By Kris Kieper
Chief Executive Officer, YWCA of Rockford
February and March are reflective months for me as both provide insight and inspiration for the work of the YWCA Rockford; February is Black History month, which leads into Women’s History month in March.
There are so many women in history we’ve never heard of, never celebrated their efforts and impact on our world today. As guilty as historians have been of neglecting women in history, they’ve been even more neglectful to women of color.
While we all learned of Harriet Tubman and Rosa Parks, there are other notable African-American women whose names rarely come to light. Women like C.J. Walker, who after her husband’s lynching created a specialty hair line and became the first self-made female millionaire in the U.S.
Or Charlotte Hawkins Brown, who in 1902 founded the Palmer Institute for African-American students; the school ran for 60 years and now houses a museum that explores the history of African-American women and education.
Thinking through the neglectful history brought to mind a woman of a more recent time, a woman I had the pleasure of knowing but didn’t fully appreciate until later. We don’t necessarily think of legends living in our own time, so it wasn’t until recently that I began to think of her as such.
I would wager few know the name Sheridan Cadoria, and she probably doesn’t realize the long-term impact she has had on young women, especially young women of color. I had the absolute pleasure of working with her in Washington, D.C. I knew her then as Gen. Cadoria. She was one of the most elegant women I’d ever met, softly spoken, encouraging and always smiling. You’d have been a fool to allow the soft, southern accent and expertly coiffed hair fool you; she had a backbone of steel, commanded attention, and was a pioneer for women and African Americans in the armed forces.
Gen. Cadoria grew up in the South during a time of intense segregation and Jim Crow laws; she entered the Women’s Army Corps in 1961 as a first lieutenant but couldn’t serve as a platoon leader because she was black. From Fort McClellan, Ala., to Vietnam to the Pentagon to the White House and many posts in between, she navigated a highly decorated military career of “firsts” that is impressive: she was the first African-American woman selected to attend the U.S. Army Command & General Staff College at Fort Leavenworth, Kan., the first African-American woman to attend the U.S. Army War College at Carlisle, Pennsylvania, and the first African-American woman to achieve the rank of brigadier general in the U.S. Army.

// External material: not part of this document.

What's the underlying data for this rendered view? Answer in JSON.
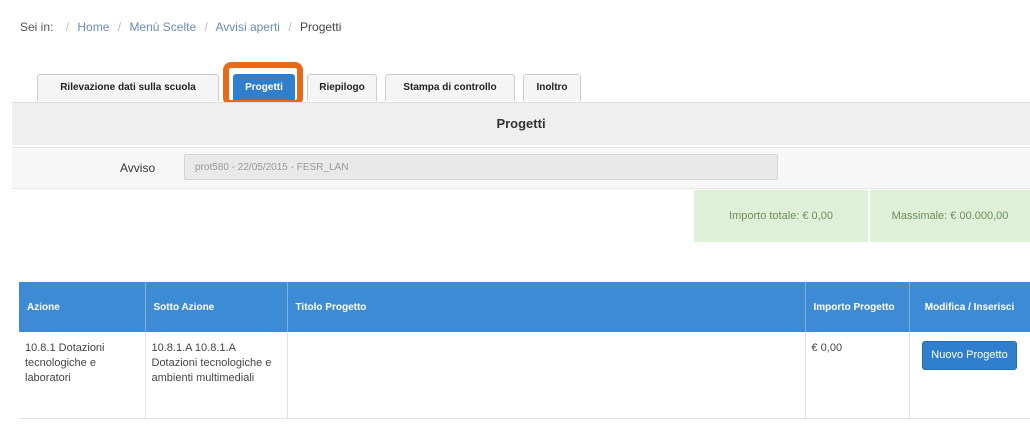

Gen. Cadoria was one of the first women to serve as a military police officer, the first woman to command an all-male battalion, and was the first woman to lead a criminal investigation brigade. In 1985, she became the first African-American woman to serve as a director for the Joint Chiefs of Staff.
After 29 years of service, Gen. Cadoria retired in 1990. At the time, she was the highest ranking African-American woman in the United States armed forces and one of only four female generals in the U.S. Army.
There are so many people Gen. Cadoria influenced; so many that I’m sure today, she’d never remember most of us. I’m proud to recognize a pioneer of our lifetime, and I’m honored to have benefitted from her encouragement and mentorship.
Kris Kieper is chief executive officer of the YWCA of Rockford and a community member of the Rockford Register Star Editorial Board.
Article published in the Rockford Register Star